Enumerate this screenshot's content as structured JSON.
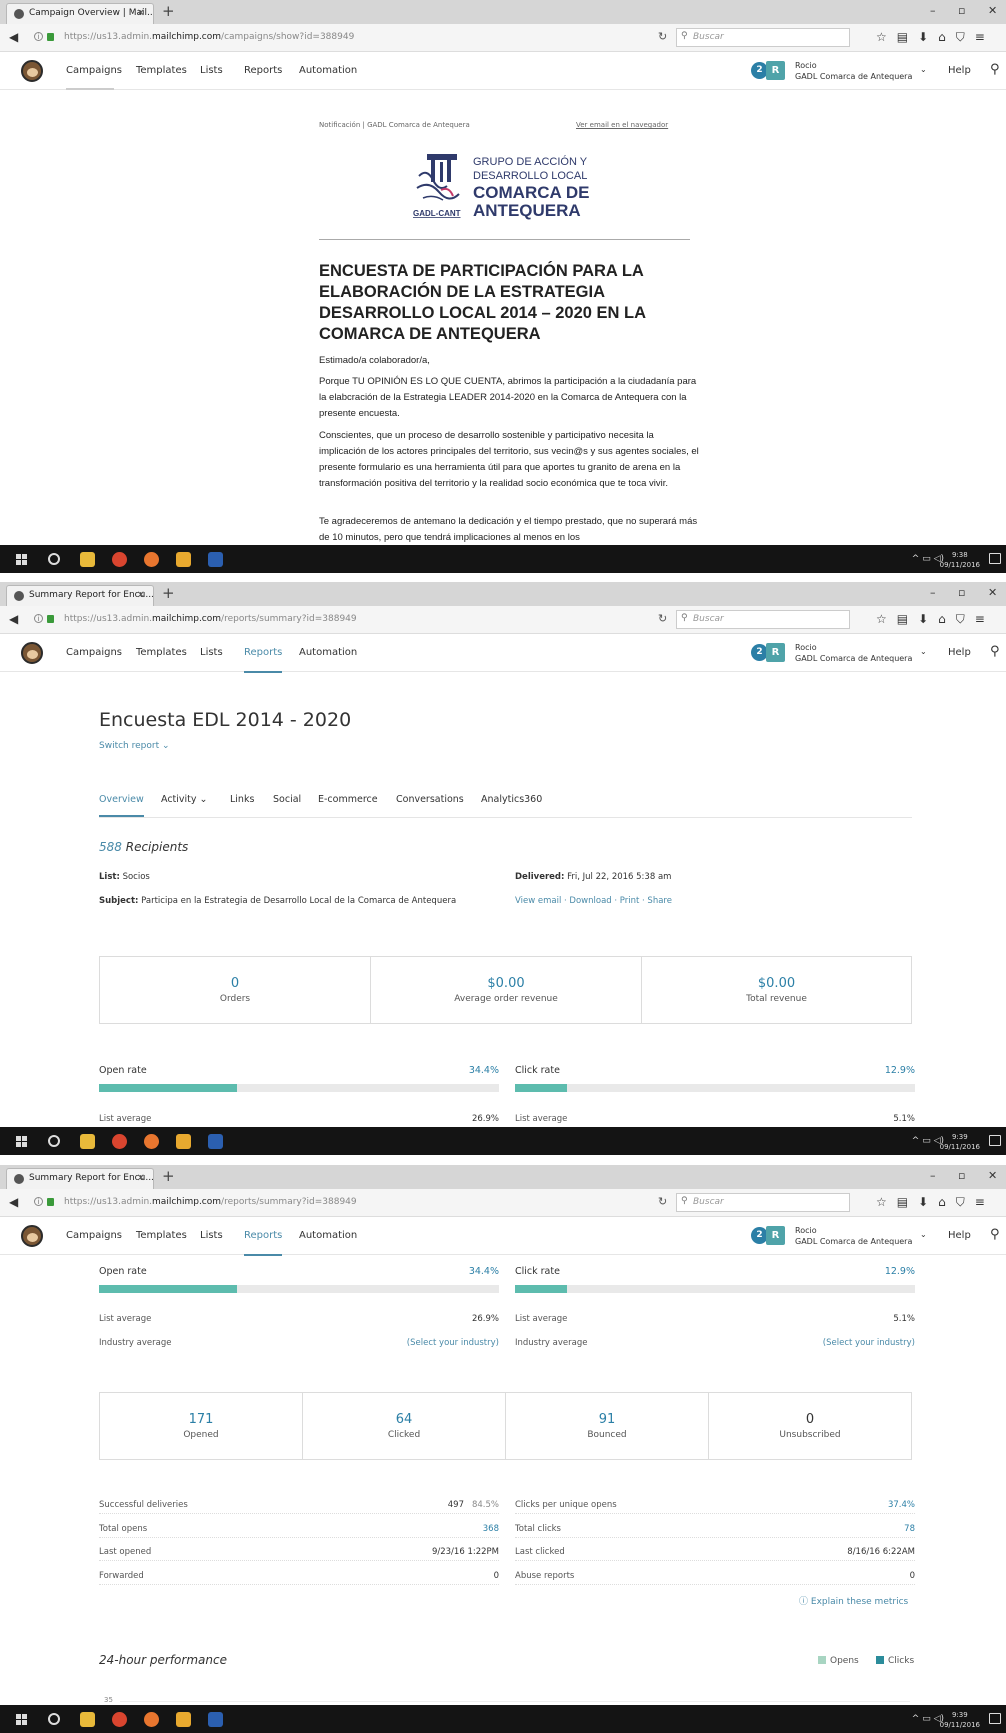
{
  "browser": {
    "search_placeholder": "Buscar",
    "tab1_title": "Campaign Overview | Mail...",
    "tab2_title": "Summary Report for Encu...",
    "tab3_title": "Summary Report for Encu...",
    "url1_pre": "https://us13.admin.",
    "url1_domain": "mailchimp.com",
    "url1_post": "/campaigns/show?id=388949",
    "url2_pre": "https://us13.admin.",
    "url2_domain": "mailchimp.com",
    "url2_post": "/reports/summary?id=388949",
    "url3_pre": "https://us13.admin.",
    "url3_domain": "mailchimp.com",
    "url3_post": "/reports/summary?id=388949"
  },
  "nav": {
    "items": [
      "Campaigns",
      "Templates",
      "Lists",
      "Reports",
      "Automation"
    ],
    "badge": "2",
    "avatar": "R",
    "user_name": "Rocio",
    "user_org": "GADL Comarca de Antequera",
    "help": "Help"
  },
  "email": {
    "top_left": "Notificación | GADL Comarca de Antequera",
    "top_right": "Ver email en el navegador",
    "logo_line1": "GRUPO DE ACCIÓN Y",
    "logo_line2": "DESARROLLO LOCAL",
    "logo_line3": "COMARCA DE",
    "logo_line4": "ANTEQUERA",
    "logo_tag": "GADL-CANT",
    "title": "ENCUESTA DE PARTICIPACIÓN PARA LA ELABORACIÓN DE LA ESTRATEGIA DESARROLLO LOCAL 2014 – 2020 EN LA COMARCA DE ANTEQUERA",
    "greeting": "Estimado/a colaborador/a,",
    "p1": "Porque TU OPINIÓN ES LO QUE CUENTA, abrimos la participación a la ciudadanía para la elabcración de la Estrategia LEADER 2014-2020 en la Comarca de Antequera con la presente encuesta.",
    "p2": "Conscientes, que un proceso de desarrollo sostenible y participativo necesita la implicación de los actores principales del territorio, sus vecin@s y sus agentes sociales, el presente formulario es una herramienta útil para que aportes tu granito de arena en la transformación positiva del territorio y la realidad socio económica que te toca vivir.",
    "p3": "Te agradeceremos de antemano la dedicación y el tiempo prestado, que no superará más de 10 minutos, pero que tendrá implicaciones al menos en los"
  },
  "taskbar": {
    "time1": "9:38",
    "date1": "09/11/2016",
    "time2": "9:39",
    "date2": "09/11/2016",
    "time3": "9:39",
    "date3": "09/11/2016"
  },
  "report": {
    "title": "Encuesta EDL 2014 - 2020",
    "switch": "Switch report",
    "tabs": [
      "Overview",
      "Activity",
      "Links",
      "Social",
      "E-commerce",
      "Conversations",
      "Analytics360"
    ],
    "recipients_count": "588",
    "recipients_label": "Recipients",
    "list_label": "List:",
    "list_value": "Socios",
    "subject_label": "Subject:",
    "subject_value": "Participa en la Estrategia de Desarrollo Local de la Comarca de Antequera",
    "delivered_label": "Delivered:",
    "delivered_value": "Fri, Jul 22, 2016 5:38 am",
    "links": "View email · Download · Print · Share",
    "ecommerce": [
      {
        "value": "0",
        "label": "Orders"
      },
      {
        "value": "$0.00",
        "label": "Average order revenue"
      },
      {
        "value": "$0.00",
        "label": "Total revenue"
      }
    ],
    "open_rate": {
      "label": "Open rate",
      "value": "34.4%",
      "fill": 0.344
    },
    "click_rate": {
      "label": "Click rate",
      "value": "12.9%",
      "fill": 0.129
    },
    "list_average_label": "List average",
    "open_list_avg": "26.9%",
    "click_list_avg": "5.1%",
    "industry_average_label": "Industry average",
    "select_industry": "(Select your industry)",
    "counts": [
      {
        "value": "171",
        "label": "Opened"
      },
      {
        "value": "64",
        "label": "Clicked"
      },
      {
        "value": "91",
        "label": "Bounced"
      },
      {
        "value": "0",
        "label": "Unsubscribed"
      }
    ],
    "stats_left": [
      {
        "label": "Successful deliveries",
        "value": "497",
        "pct": "84.5%"
      },
      {
        "label": "Total opens",
        "value": "368"
      },
      {
        "label": "Last opened",
        "value": "9/23/16 1:22PM"
      },
      {
        "label": "Forwarded",
        "value": "0"
      }
    ],
    "stats_right": [
      {
        "label": "Clicks per unique opens",
        "value": "37.4%"
      },
      {
        "label": "Total clicks",
        "value": "78"
      },
      {
        "label": "Last clicked",
        "value": "8/16/16 6:22AM"
      },
      {
        "label": "Abuse reports",
        "value": "0"
      }
    ],
    "explain": "Explain these metrics",
    "perf_title": "24-hour performance",
    "legend_opens": "Opens",
    "legend_clicks": "Clicks",
    "tick_top": "35"
  },
  "colors": {
    "accent": "#4a8aa8",
    "bar_fill": "#5dbcae",
    "opens": "#a8d5c2",
    "clicks": "#2b8c9b"
  }
}
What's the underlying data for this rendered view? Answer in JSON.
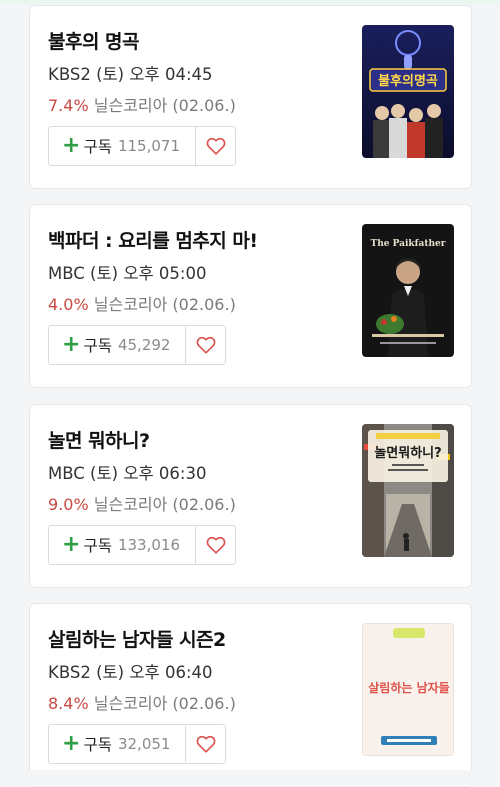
{
  "programs": [
    {
      "title": "불후의 명곡",
      "schedule": "KBS2 (토) 오후 04:45",
      "rating": "7.4%",
      "rating_source": "닐슨코리아 (02.06.)",
      "subscribe_label": "구독",
      "subscribers": "115,071",
      "poster_text": "불후의명곡"
    },
    {
      "title": "백파더 : 요리를 멈추지 마!",
      "schedule": "MBC (토) 오후 05:00",
      "rating": "4.0%",
      "rating_source": "닐슨코리아 (02.06.)",
      "subscribe_label": "구독",
      "subscribers": "45,292",
      "poster_text": "The Paikfather"
    },
    {
      "title": "놀면 뭐하니?",
      "schedule": "MBC (토) 오후 06:30",
      "rating": "9.0%",
      "rating_source": "닐슨코리아 (02.06.)",
      "subscribe_label": "구독",
      "subscribers": "133,016",
      "poster_text": "놀면뭐하니?"
    },
    {
      "title": "살림하는 남자들 시즌2",
      "schedule": "KBS2 (토) 오후 06:40",
      "rating": "8.4%",
      "rating_source": "닐슨코리아 (02.06.)",
      "subscribe_label": "구독",
      "subscribers": "32,051",
      "poster_text": "살림하는 남자들"
    }
  ],
  "icons": {
    "subscribe": "plus-icon",
    "favorite": "heart-outline-icon"
  },
  "colors": {
    "rating": "#c94a44",
    "plus": "#2f9e44",
    "heart": "#d9534f"
  }
}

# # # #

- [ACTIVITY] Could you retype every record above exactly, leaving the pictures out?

- [PROBLEM SOLUTION]
Enumerate this screenshot's content as structured JSON.
{
  "browser": {
    "search_placeholder": "Buscar",
    "tab1_title": "Campaign Overview | Mail...",
    "tab2_title": "Summary Report for Encu...",
    "tab3_title": "Summary Report for Encu...",
    "url1_pre": "https://us13.admin.",
    "url1_domain": "mailchimp.com",
    "url1_post": "/campaigns/show?id=388949",
    "url2_pre": "https://us13.admin.",
    "url2_domain": "mailchimp.com",
    "url2_post": "/reports/summary?id=388949",
    "url3_pre": "https://us13.admin.",
    "url3_domain": "mailchimp.com",
    "url3_post": "/reports/summary?id=388949"
  },
  "nav": {
    "items": [
      "Campaigns",
      "Templates",
      "Lists",
      "Reports",
      "Automation"
    ],
    "badge": "2",
    "avatar": "R",
    "user_name": "Rocio",
    "user_org": "GADL Comarca de Antequera",
    "help": "Help"
  },
  "email": {
    "top_left": "Notificación | GADL Comarca de Antequera",
    "top_right": "Ver email en el navegador",
    "logo_line1": "GRUPO DE ACCIÓN Y",
    "logo_line2": "DESARROLLO LOCAL",
    "logo_line3": "COMARCA DE",
    "logo_line4": "ANTEQUERA",
    "logo_tag": "GADL-CANT",
    "title": "ENCUESTA DE PARTICIPACIÓN PARA LA ELABORACIÓN DE LA ESTRATEGIA DESARROLLO LOCAL 2014 – 2020 EN LA COMARCA DE ANTEQUERA",
    "greeting": "Estimado/a colaborador/a,",
    "p1": "Porque TU OPINIÓN ES LO QUE CUENTA, abrimos la participación a la ciudadanía para la elabcración de la Estrategia LEADER 2014-2020 en la Comarca de Antequera con la presente encuesta.",
    "p2": "Conscientes, que un proceso de desarrollo sostenible y participativo necesita la implicación de los actores principales del territorio, sus vecin@s y sus agentes sociales, el presente formulario es una herramienta útil para que aportes tu granito de arena en la transformación positiva del territorio y la realidad socio económica que te toca vivir.",
    "p3": "Te agradeceremos de antemano la dedicación y el tiempo prestado, que no superará más de 10 minutos, pero que tendrá implicaciones al menos en los"
  },
  "taskbar": {
    "time1": "9:38",
    "date1": "09/11/2016",
    "time2": "9:39",
    "date2": "09/11/2016",
    "time3": "9:39",
    "date3": "09/11/2016"
  },
  "report": {
    "title": "Encuesta EDL 2014 - 2020",
    "switch": "Switch report",
    "tabs": [
      "Overview",
      "Activity",
      "Links",
      "Social",
      "E-commerce",
      "Conversations",
      "Analytics360"
    ],
    "recipients_count": "588",
    "recipients_label": "Recipients",
    "list_label": "List:",
    "list_value": "Socios",
    "subject_label": "Subject:",
    "subject_value": "Participa en la Estrategia de Desarrollo Local de la Comarca de Antequera",
    "delivered_label": "Delivered:",
    "delivered_value": "Fri, Jul 22, 2016 5:38 am",
    "links": "View email · Download · Print · Share",
    "ecommerce": [
      {
        "value": "0",
        "label": "Orders"
      },
      {
        "value": "$0.00",
        "label": "Average order revenue"
      },
      {
        "value": "$0.00",
        "label": "Total revenue"
      }
    ],
    "open_rate": {
      "label": "Open rate",
      "value": "34.4%",
      "fill": 0.344
    },
    "click_rate": {
      "label": "Click rate",
      "value": "12.9%",
      "fill": 0.129
    },
    "list_average_label": "List average",
    "open_list_avg": "26.9%",
    "click_list_avg": "5.1%",
    "industry_average_label": "Industry average",
    "select_industry": "(Select your industry)",
    "counts": [
      {
        "value": "171",
        "label": "Opened"
      },
      {
        "value": "64",
        "label": "Clicked"
      },
      {
        "value": "91",
        "label": "Bounced"
      },
      {
        "value": "0",
        "label": "Unsubscribed"
      }
    ],
    "stats_left": [
      {
        "label": "Successful deliveries",
        "value": "497",
        "pct": "84.5%"
      },
      {
        "label": "Total opens",
        "value": "368"
      },
      {
        "label": "Last opened",
        "value": "9/23/16 1:22PM"
      },
      {
        "label": "Forwarded",
        "value": "0"
      }
    ],
    "stats_right": [
      {
        "label": "Clicks per unique opens",
        "value": "37.4%"
      },
      {
        "label": "Total clicks",
        "value": "78"
      },
      {
        "label": "Last clicked",
        "value": "8/16/16 6:22AM"
      },
      {
        "label": "Abuse reports",
        "value": "0"
      }
    ],
    "explain": "Explain these metrics",
    "perf_title": "24-hour performance",
    "legend_opens": "Opens",
    "legend_clicks": "Clicks",
    "tick_top": "35"
  },
  "colors": {
    "accent": "#4a8aa8",
    "bar_fill": "#5dbcae",
    "opens": "#a8d5c2",
    "clicks": "#2b8c9b"
  }
}
What's the underlying data for this rendered view? Answer in JSON.
{
  "programs": [
    {
      "title": "불후의 명곡",
      "schedule": "KBS2 (토) 오후 04:45",
      "rating": "7.4%",
      "rating_source": "닐슨코리아 (02.06.)",
      "subscribe_label": "구독",
      "subscribers": "115,071",
      "poster_text": "불후의명곡"
    },
    {
      "title": "백파더 : 요리를 멈추지 마!",
      "schedule": "MBC (토) 오후 05:00",
      "rating": "4.0%",
      "rating_source": "닐슨코리아 (02.06.)",
      "subscribe_label": "구독",
      "subscribers": "45,292",
      "poster_text": "The Paikfather"
    },
    {
      "title": "놀면 뭐하니?",
      "schedule": "MBC (토) 오후 06:30",
      "rating": "9.0%",
      "rating_source": "닐슨코리아 (02.06.)",
      "subscribe_label": "구독",
      "subscribers": "133,016",
      "poster_text": "놀면뭐하니?"
    },
    {
      "title": "살림하는 남자들 시즌2",
      "schedule": "KBS2 (토) 오후 06:40",
      "rating": "8.4%",
      "rating_source": "닐슨코리아 (02.06.)",
      "subscribe_label": "구독",
      "subscribers": "32,051",
      "poster_text": "살림하는 남자들"
    }
  ],
  "icons": {
    "subscribe": "plus-icon",
    "favorite": "heart-outline-icon"
  },
  "colors": {
    "rating": "#c94a44",
    "plus": "#2f9e44",
    "heart": "#d9534f"
  }
}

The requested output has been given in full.